So, what are those money styles and beliefs anyway? And what do you do if your style is drastically different from your husbands?
- Builder – You are happiest when you have large amounts of money to spend, save or invest. You tend to equate your self worth with your net worth and the lack of money makes you feel like a failure or even deeply depressed. You prefer to make your own financial decisions and be in control of your money. You may be a bit of a control freak or worrier.
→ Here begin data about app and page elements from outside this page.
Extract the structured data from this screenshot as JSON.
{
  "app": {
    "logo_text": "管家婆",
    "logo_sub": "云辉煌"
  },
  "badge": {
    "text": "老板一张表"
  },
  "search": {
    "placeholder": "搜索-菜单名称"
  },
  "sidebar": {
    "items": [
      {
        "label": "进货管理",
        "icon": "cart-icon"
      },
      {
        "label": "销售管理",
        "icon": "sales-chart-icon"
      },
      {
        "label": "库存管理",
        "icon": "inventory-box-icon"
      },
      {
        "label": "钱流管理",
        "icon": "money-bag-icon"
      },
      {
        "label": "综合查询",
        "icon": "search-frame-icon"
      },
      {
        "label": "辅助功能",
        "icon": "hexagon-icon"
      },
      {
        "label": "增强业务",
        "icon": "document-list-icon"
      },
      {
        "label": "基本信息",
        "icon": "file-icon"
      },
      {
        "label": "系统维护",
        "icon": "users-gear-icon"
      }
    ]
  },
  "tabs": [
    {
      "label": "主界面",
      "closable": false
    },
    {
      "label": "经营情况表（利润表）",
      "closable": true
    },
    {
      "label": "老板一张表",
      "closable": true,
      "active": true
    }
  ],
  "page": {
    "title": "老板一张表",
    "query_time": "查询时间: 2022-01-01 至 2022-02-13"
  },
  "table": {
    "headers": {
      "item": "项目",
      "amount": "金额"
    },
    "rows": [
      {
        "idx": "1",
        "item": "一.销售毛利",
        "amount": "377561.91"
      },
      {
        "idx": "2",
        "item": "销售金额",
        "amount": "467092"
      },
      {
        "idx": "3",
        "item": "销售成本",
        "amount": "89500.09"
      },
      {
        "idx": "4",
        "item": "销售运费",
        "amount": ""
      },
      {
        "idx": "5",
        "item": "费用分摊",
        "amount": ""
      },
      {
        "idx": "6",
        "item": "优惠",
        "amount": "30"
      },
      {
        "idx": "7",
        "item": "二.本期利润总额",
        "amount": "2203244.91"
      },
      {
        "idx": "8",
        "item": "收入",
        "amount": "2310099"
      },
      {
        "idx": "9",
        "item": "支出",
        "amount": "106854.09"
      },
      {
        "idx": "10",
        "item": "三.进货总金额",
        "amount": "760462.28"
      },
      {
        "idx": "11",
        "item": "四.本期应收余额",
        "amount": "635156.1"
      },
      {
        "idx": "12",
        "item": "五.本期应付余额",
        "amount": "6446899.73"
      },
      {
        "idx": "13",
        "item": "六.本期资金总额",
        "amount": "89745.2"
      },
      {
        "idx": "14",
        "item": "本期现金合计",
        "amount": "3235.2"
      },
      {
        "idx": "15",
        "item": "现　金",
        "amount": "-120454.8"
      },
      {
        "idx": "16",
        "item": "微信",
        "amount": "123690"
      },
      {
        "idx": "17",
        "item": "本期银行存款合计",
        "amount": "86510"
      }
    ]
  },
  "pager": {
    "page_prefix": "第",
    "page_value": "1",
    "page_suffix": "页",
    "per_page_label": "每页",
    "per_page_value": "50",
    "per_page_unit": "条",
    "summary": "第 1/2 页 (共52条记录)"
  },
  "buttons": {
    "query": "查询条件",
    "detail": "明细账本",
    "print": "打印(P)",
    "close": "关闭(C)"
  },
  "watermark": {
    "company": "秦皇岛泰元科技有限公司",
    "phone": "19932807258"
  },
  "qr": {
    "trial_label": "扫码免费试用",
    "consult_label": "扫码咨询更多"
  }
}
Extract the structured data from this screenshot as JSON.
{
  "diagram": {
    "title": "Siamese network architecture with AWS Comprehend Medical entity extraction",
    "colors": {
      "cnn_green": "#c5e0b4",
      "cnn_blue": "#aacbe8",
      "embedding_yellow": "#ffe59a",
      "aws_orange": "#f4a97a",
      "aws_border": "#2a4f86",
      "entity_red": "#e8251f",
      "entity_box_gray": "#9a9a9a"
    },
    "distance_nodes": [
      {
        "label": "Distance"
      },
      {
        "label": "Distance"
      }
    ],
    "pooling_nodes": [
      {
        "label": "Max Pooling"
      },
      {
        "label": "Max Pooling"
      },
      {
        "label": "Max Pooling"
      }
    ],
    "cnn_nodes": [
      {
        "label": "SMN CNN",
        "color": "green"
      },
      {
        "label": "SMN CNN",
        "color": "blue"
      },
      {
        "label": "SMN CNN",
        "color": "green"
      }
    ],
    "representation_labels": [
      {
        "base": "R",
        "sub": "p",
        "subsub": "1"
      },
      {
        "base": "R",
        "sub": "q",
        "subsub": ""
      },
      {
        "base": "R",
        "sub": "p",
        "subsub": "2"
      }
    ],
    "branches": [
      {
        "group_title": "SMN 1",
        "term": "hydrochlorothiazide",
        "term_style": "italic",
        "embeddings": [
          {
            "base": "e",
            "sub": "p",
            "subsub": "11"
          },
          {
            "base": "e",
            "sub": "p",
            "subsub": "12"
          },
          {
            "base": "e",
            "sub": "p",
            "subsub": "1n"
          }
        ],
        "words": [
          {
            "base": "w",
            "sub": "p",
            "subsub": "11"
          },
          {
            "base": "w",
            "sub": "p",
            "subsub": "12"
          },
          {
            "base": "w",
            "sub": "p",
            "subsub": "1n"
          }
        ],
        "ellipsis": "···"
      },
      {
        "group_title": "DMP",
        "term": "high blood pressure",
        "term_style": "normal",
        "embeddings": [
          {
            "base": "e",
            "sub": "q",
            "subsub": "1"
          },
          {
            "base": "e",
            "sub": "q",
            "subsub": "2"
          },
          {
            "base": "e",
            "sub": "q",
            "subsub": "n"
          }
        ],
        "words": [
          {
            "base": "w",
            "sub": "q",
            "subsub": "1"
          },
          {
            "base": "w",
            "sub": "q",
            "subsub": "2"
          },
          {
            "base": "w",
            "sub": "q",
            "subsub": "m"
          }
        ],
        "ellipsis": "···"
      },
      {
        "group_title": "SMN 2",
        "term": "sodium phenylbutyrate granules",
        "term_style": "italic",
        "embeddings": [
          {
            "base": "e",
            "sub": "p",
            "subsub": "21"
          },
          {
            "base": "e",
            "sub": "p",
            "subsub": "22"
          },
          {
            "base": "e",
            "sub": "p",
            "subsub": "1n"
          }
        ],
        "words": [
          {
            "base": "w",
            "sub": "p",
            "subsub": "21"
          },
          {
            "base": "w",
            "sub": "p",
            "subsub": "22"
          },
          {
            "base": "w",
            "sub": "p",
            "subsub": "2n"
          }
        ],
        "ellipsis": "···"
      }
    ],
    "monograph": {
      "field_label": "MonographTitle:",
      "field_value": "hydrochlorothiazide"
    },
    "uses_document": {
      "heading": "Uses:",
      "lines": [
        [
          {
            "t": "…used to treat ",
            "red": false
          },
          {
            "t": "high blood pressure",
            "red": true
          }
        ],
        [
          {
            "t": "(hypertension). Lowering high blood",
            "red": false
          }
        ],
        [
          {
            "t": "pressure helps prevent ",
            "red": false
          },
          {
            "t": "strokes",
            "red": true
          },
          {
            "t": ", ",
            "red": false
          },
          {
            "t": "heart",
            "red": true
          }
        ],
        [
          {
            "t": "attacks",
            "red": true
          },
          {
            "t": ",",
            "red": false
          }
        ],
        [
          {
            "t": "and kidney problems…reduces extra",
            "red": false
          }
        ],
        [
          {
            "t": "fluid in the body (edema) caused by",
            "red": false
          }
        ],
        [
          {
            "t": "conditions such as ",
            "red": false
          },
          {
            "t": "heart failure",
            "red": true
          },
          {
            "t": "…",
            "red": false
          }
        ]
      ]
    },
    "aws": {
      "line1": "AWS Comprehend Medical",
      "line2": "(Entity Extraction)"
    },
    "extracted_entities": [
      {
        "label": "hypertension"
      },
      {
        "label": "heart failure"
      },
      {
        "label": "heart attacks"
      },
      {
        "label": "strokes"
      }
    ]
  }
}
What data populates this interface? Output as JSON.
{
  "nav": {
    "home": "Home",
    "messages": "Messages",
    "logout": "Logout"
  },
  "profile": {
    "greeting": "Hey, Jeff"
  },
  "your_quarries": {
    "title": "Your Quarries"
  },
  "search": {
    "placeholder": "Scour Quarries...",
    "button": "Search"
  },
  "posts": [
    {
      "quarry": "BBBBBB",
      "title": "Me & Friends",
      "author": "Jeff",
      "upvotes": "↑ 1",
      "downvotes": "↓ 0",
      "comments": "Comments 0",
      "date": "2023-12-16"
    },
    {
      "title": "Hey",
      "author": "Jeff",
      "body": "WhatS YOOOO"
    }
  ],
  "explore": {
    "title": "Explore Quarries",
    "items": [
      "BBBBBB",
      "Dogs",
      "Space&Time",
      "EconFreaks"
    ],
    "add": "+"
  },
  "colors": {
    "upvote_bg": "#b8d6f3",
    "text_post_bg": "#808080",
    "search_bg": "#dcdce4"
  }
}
- Sidestepper – You tend to avoid dealing with money altogether. You don’t know how much money you have, owe or how much you spend. You tend to feel incompetent, inadequate or overwhelmed by money, often feeling anxious or paralyzed when you have to make decisions around it. You are happiest just enjoying the moment, the event or the thing and don’t wish to cloud it with managing and thinking about money.
- Tightwad Penny-Pincher – You like to save money. You have a hard time spending money on yourself or your loved ones, even for practical items. Most spending feels frivolous and unnecessary to you. You tend to have an orderly nature and saving for a rainy day feels good to you. You tend to keep your money close to you, often investing in secure, safe investments.
- Activist – You identify with people of modest means and are uncomfortable with those who amass wealth. You believe that accumulating wealth is a form of selling out or being greedy or selfish. You are most comfortable with a moderate lifestyle and if you do invest, most likely you’ll invest in socially responsible investments.
- Spender Giver – You enjoy spending money on possessions, goods and services. You find great satisfaction in buying gifts for others, many times more extravagant than you can afford. You struggle with saving and quite often you find yourself in debt. You tend to spend most or all of what you earn. You enjoy buying and giving.
Do you recognize yourself or your partner in any of these money styles? Which one resonates the most for you?
The names I have given to each style are simply for ease of identifying what style best fits you. Each style has qualities that are beneficial and aspects that are detrimental. Identifying those qualities and aspects will help you determine what you wish to enhance or what you may wish to work upon.
And yet, what do you do if your money style is so at odds with the person you live with; the person you need to find common ground in order to live peaceably?
Here’s what I suggest and what I have counseled over the years to couples about their money and differences in their money styles. It’s a simple approach, but one that takes dedication and a true desire to come together.
First, set aside some quiet time. Ask your partner to join you in this exercise to help you come to a common understanding together. I encourage you to do it on your own anyway, even if your partner is unwilling.
Second, identify your main money style. Determine what in that style is beneficial and what is a detriment to your money health.
Third, identify your partners main money style. What are the benefits and detriments to this style?
Fourth, take those two lists and notice where your beneficial qualities fill in the detriment aspects of your partner. What does he do that enhances your money picture that you avoid and vice-versa.
Fifth, accept and embrace those differences. More than likely those differences were what attracted you to your partner in the first place! Remember you are not meant to be exactly the same and how so boring that would be! You are different for a reason and that is to help each other in those areas you yet need to grow.
I like to envision this balancing and acceptance of our differences as if you are upon a seesaw or teetertotter, the plaything in a playground.You are most successful with another playground friend on the other end to help you easily and effortlessly go up and down; to balance it and have joy in the ride. You adjust to the differences in your sizes and weight so that the up and down is more even and enjoyable to you both. If one of you gets off abruptly or without warning, the other thumps to the ground in a most uncomfortable way. Going it alone is simply not as much fun nor as easy. It is much more doable, fun and successful to have a playmate on the other end who adjusts to the differences in order to have the most enjoyment in the ride.